The use of a Cypher Select stent (Cordis) compared to percutaneous transluminal coronary angioplasty (PTCA) produced similar results in regard to late lumen loss in patients treated for restenosis; however, the Cypher stent trumped PTCA for levels of follow-up minimum lumen diameter (MLD), acute gain and net gain, according to the results of the late-breaking CRISTAL trial presented Sept. 25 at the 22nd annual Transcatheter Cardiovascular Therapeutics (TCT) scientific symposium.
The CRISTAL trial, a prospective randomized clinical trial, compared balloon angioplasty to the use of the Cypher Select sirolimus-eluting stent in patients who developed restenosis after implantation of a Cordis Cypher stent (n=120) or a Boston Scientific Taxus stent (n=120), according to the study’s principal investigator, Bernard R. Chevalier, MD, of the Institut Cardiovasculaire Paris Sud.
The patients within Cypher group were then randomized at a 2:1 ratio to receive a Cypher stent (n=80) or PTCA (n=40)—the same number of patients in the Taxus group were randomized to recieve either Cypher or PTCA. The researchers also evaluated 80 patients who developed restenosis in a bare-metal stent—all 80 received the Cypher Select.
According to Chevalier, the researchers hypothesized that Cypher Select stent placement would have a lower late lumen level than PTCA for the treatment of a restenosed Cypher or Taxus stent, which the researchers evaluated in a pooled analysis.
There were 197 patients in the Cypher/Taxus pooled analysis in which 136 received the Cypher Select and 61 received repeat PTCA.
Chevalier and colleagues used angiographic endpoints including pre-procedural MLD, post-procedural MLD, follow-up MLD and late lumen loss in the pooled study cohort.
"We saw that pre-procedural MLD was no different between the two groups [Cypher and PTCA]; however post-procedural MLD was much higher in the Cypher arm compared with PTCA –2.51 versus 2.12,” Chevalier noted.
“The surprising results came from the PTCA group, which had a late lumen loss of 0.41 compared with 0.37 in the Cypher arm.” Chevalier noted that the follow-up MLD levels during the trial were recorded to be higher in the Cypher group as compared with the PTCA group, 2.14 versus 1.71, respectively.
“There was no difference between Cypher treatment and PTCA in the primary endpoint of late lumen loss, but significant differences in follow-up MLD, acute gain and net gain, all in favor of the Cypher stent treated group.”
Chevalier speculated that the reasoning for these differences is the likely fact that post-balloon recoil acted as a factor in the primary endpoint analysis.

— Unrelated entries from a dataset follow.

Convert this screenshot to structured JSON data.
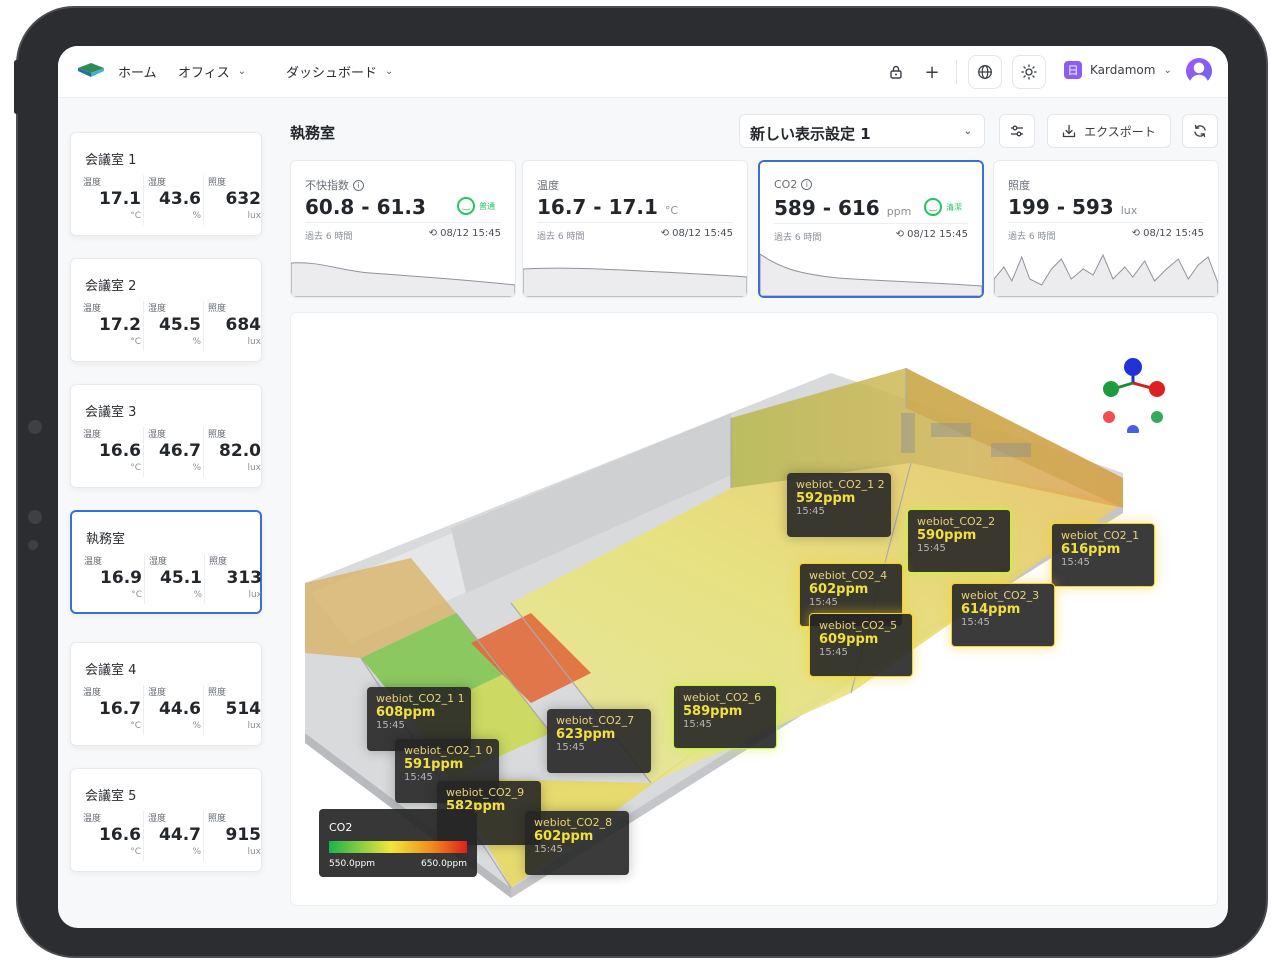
{
  "header": {
    "nav": [
      {
        "label": "ホーム"
      },
      {
        "label": "オフィス"
      },
      {
        "label": "ダッシュボード"
      }
    ],
    "user": {
      "badge": "日",
      "name": "Kardamom"
    }
  },
  "sidebar": {
    "rooms": [
      {
        "name": "会議室 1",
        "temp": "17.1",
        "humidity": "43.6",
        "lux": "632"
      },
      {
        "name": "会議室 2",
        "temp": "17.2",
        "humidity": "45.5",
        "lux": "684"
      },
      {
        "name": "会議室 3",
        "temp": "16.6",
        "humidity": "46.7",
        "lux": "82.0"
      },
      {
        "name": "執務室",
        "temp": "16.9",
        "humidity": "45.1",
        "lux": "313",
        "active": true
      },
      {
        "name": "会議室 4",
        "temp": "16.7",
        "humidity": "44.6",
        "lux": "514"
      },
      {
        "name": "会議室 5",
        "temp": "16.6",
        "humidity": "44.7",
        "lux": "915"
      }
    ],
    "labels": {
      "temp": "温度",
      "humidity": "湿度",
      "lux": "照度"
    },
    "units": {
      "temp": "°C",
      "humidity": "%",
      "lux": "lux"
    }
  },
  "main": {
    "title": "執務室",
    "view_setting": "新しい表示設定 1",
    "export_label": "エクスポート"
  },
  "stats": [
    {
      "label": "不快指数",
      "value": "60.8 - 61.3",
      "unit": "",
      "status": "普通",
      "period": "過去 6 時間",
      "time": "08/12 15:45"
    },
    {
      "label": "温度",
      "value": "16.7 - 17.1",
      "unit": "°C",
      "status": "",
      "period": "過去 6 時間",
      "time": "08/12 15:45"
    },
    {
      "label": "CO2",
      "value": "589 - 616",
      "unit": "ppm",
      "status": "清潔",
      "period": "過去 6 時間",
      "time": "08/12 15:45",
      "active": true
    },
    {
      "label": "照度",
      "value": "199 - 593",
      "unit": "lux",
      "status": "",
      "period": "過去 6 時間",
      "time": "08/12 15:45"
    }
  ],
  "sensors": [
    {
      "name": "webiot_CO2_1 2",
      "value": "592ppm",
      "time": "15:45"
    },
    {
      "name": "webiot_CO2_2",
      "value": "590ppm",
      "time": "15:45"
    },
    {
      "name": "webiot_CO2_1",
      "value": "616ppm",
      "time": "15:45"
    },
    {
      "name": "webiot_CO2_4",
      "value": "602ppm",
      "time": "15:45"
    },
    {
      "name": "webiot_CO2_5",
      "value": "609ppm",
      "time": "15:45"
    },
    {
      "name": "webiot_CO2_3",
      "value": "614ppm",
      "time": "15:45"
    },
    {
      "name": "webiot_CO2_6",
      "value": "589ppm",
      "time": "15:45"
    },
    {
      "name": "webiot_CO2_1 1",
      "value": "608ppm",
      "time": "15:45"
    },
    {
      "name": "webiot_CO2_7",
      "value": "623ppm",
      "time": "15:45"
    },
    {
      "name": "webiot_CO2_1 0",
      "value": "591ppm",
      "time": "15:45"
    },
    {
      "name": "webiot_CO2_9",
      "value": "582ppm",
      "time": ""
    },
    {
      "name": "webiot_CO2_8",
      "value": "602ppm",
      "time": "15:45"
    }
  ],
  "legend": {
    "title": "CO2",
    "min": "550.0ppm",
    "max": "650.0ppm"
  },
  "colors": {
    "accent": "#3b6fd6",
    "good": "#22c55e"
  }
}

Additionally, he said that “there was no significant difference between the two groups regarding cardiac death, non-cardiac death and Q-Wave MI. However, he did report that there were clinically significant differences in the rates of target lesion revascularization (TLR). These rates were 5.9 percent in the Cypher stent arm compared with 13.1 percent in the PTCA arm—a relatively low rate of TLR for primary angioplasty, he noted.
Additionally, Chevalier said that there was no statistically significant difference in target vessel revascularization (TVR) between the two groups; however, there was one reported case of stent thrombosis in the Cypher group.
The researchers also compared the angiographic endpoints for initial stenting with Cypher, Taxus and BMS groups. “We saw no significant differences between the Cypher and Taxus stents; however, we did see that there were lower rates of pre-procedural MLD when a bare-metal stent was used,” he noted.
The authors found that the rates of post-procedural MLD were 2.42, 2.36 and 2.51 for the Cypher, Taxus and BMS groups, respectively. Additionally follow-up MLD rates were higher in the BMS group compared to the Cypher and Taxus groups, 2.27, 2.02 and 2.00, respectively.
“The performance of Cypher seems superior in BMS restenosis than in DES restenosis with the limitation of differences in baseline characteristics,” he concluded.